In this case the CCTV footage is only going to be useful in this death case.  It is going to be relevant for this case as it captures who came to the apartment and who left indicating the time of entry and time of exit.

Other technological solutions like mobile phone records and social media tended to are more often effective in solving homicides. Doug’s Smartphone site analysis is vital as it places where he was and who he was with at the time of his death.

Just like any other evidence, investigators to have probable cause and a search warrant to search and seize smartphones, computers, tablets, and other devices. Our smartphones are always with us, so if the investigator can get hold of doug’s smartphone that is usually the treasure trove of evidence that is needed to solve this case.

In crime, Social media also plays a role in many cases. The fact that people are using their smart phones to take photos and they post or send those out to family members helps to solve the identity of individuals who were with the individual.

That is where our detectives really have to go through and comb through social media platforms phone evidence. Surveillance evidence and the technology really ended up linking other people to the crime that were either there or involved.

Just because our smart devices are providing evidence in criminal investigations, does not mean that such evidence will be admissible in Zimbabwe’s court. Just as with many of our modern scientific evidentiary milestones, from DNA evidence, to ballistics, to handwriting exemplars, the evidence as we included in the newly signed Cyber Security and Data Protection Bill to be admissible.

Digital evidence is not just creeping into criminal investigations. It is already making an impact in civil suits, Zimbabweans are reporting social media abuse and physical abuse using their digital evidence. 

Are Zimbabwe’s Courts Ready for digital evidence? Courts are likely to struggle with the increase in digital evidence, at least initially. How are they going to store it and where? Is it secure and who will secure it.

There is a lot of controversy now about collecting data from personal devices of individuals or even the company-enabled devices which is included in the new Cyber Security and Data Protection Bill. There is more and more data, more privacy concerns, collections concerns, possession, custody, and control concerns.

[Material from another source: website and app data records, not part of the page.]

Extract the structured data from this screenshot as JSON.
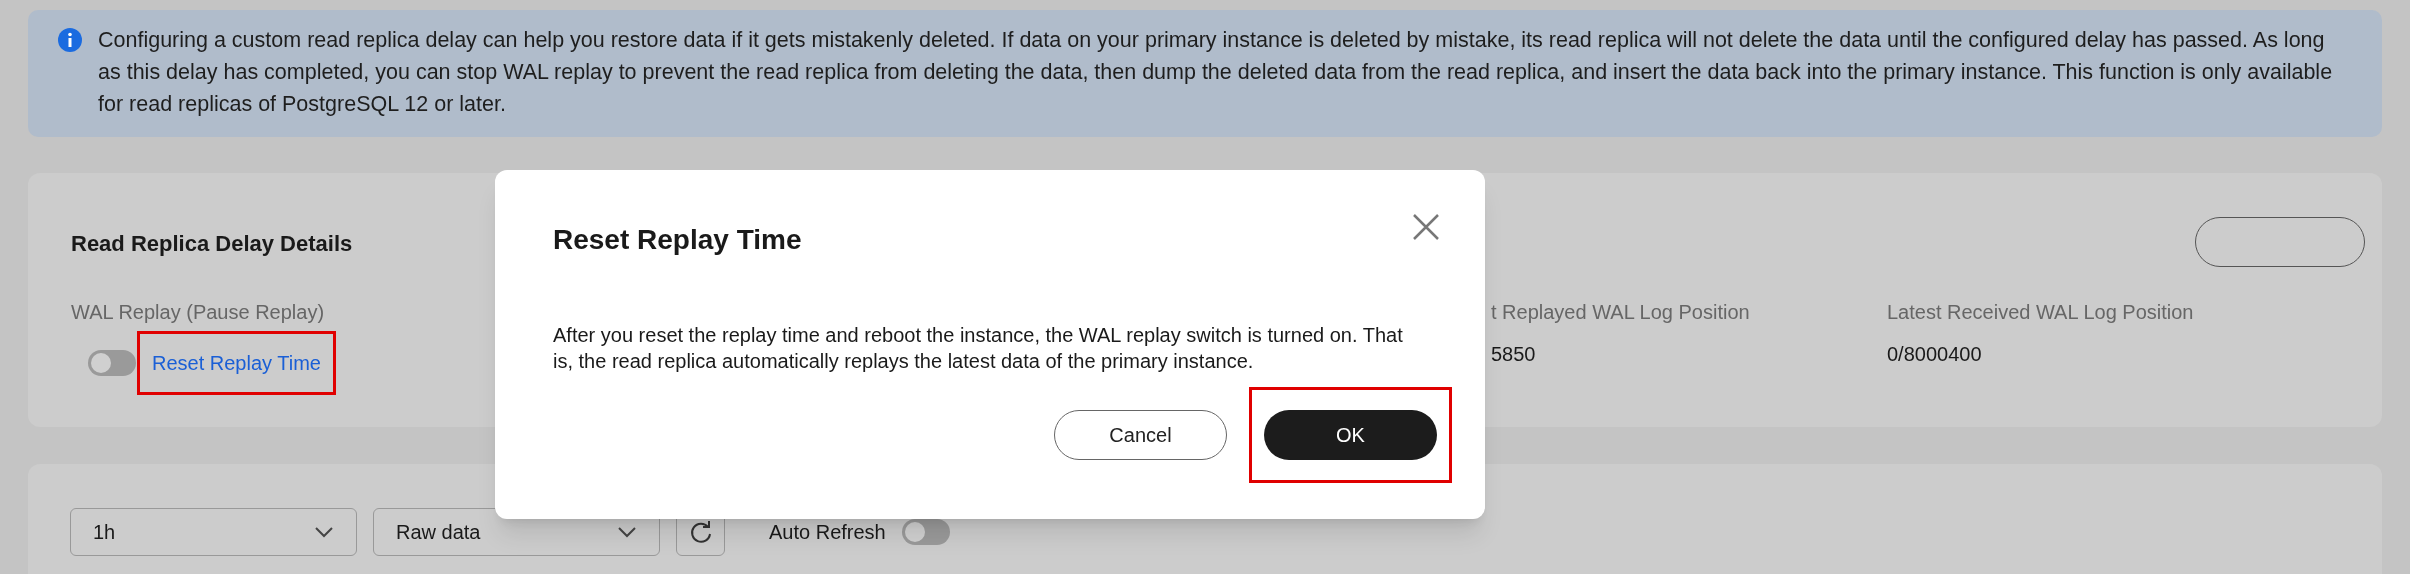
{
  "notice": {
    "text": "Configuring a custom read replica delay can help you restore data if it gets mistakenly deleted. If data on your primary instance is deleted by mistake, its read replica will not delete the data until the configured delay has passed. As long as this delay has completed, you can stop WAL replay to prevent the read replica from deleting the data, then dump the deleted data from the read replica, and insert the data back into the primary instance. This function is only available for read replicas of PostgreSQL 12 or later."
  },
  "details": {
    "title": "Read Replica Delay Details",
    "wal_replay": {
      "label": "WAL Replay (Pause Replay)",
      "on": false,
      "link": "Reset Replay Time",
      "highlighted": true
    },
    "fields": [
      {
        "label": "t Replayed WAL Log Position",
        "value": "5850"
      },
      {
        "label": "Latest Received WAL Log Position",
        "value": "0/8000400"
      }
    ]
  },
  "toolbar": {
    "period": "1h",
    "data_type": "Raw data",
    "auto_refresh": {
      "label": "Auto Refresh",
      "on": false
    }
  },
  "dialog": {
    "title": "Reset Replay Time",
    "body": "After you reset the replay time and reboot the instance, the WAL replay switch is turned on. That is, the read replica automatically replays the latest data of the primary instance.",
    "buttons": [
      {
        "label": "Cancel",
        "kind": "secondary",
        "highlighted": false
      },
      {
        "label": "OK",
        "kind": "primary",
        "highlighted": true
      }
    ]
  }
}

Using the digital evidence collected for today’s Internet of Things (IOT) which includes his CCTV, smartphone, social media communications and smart car the law enforcement agencies will be able to put together how Douglas Tawanda Munatsi lost his life. Technology has become part and parcel of today and future investigations.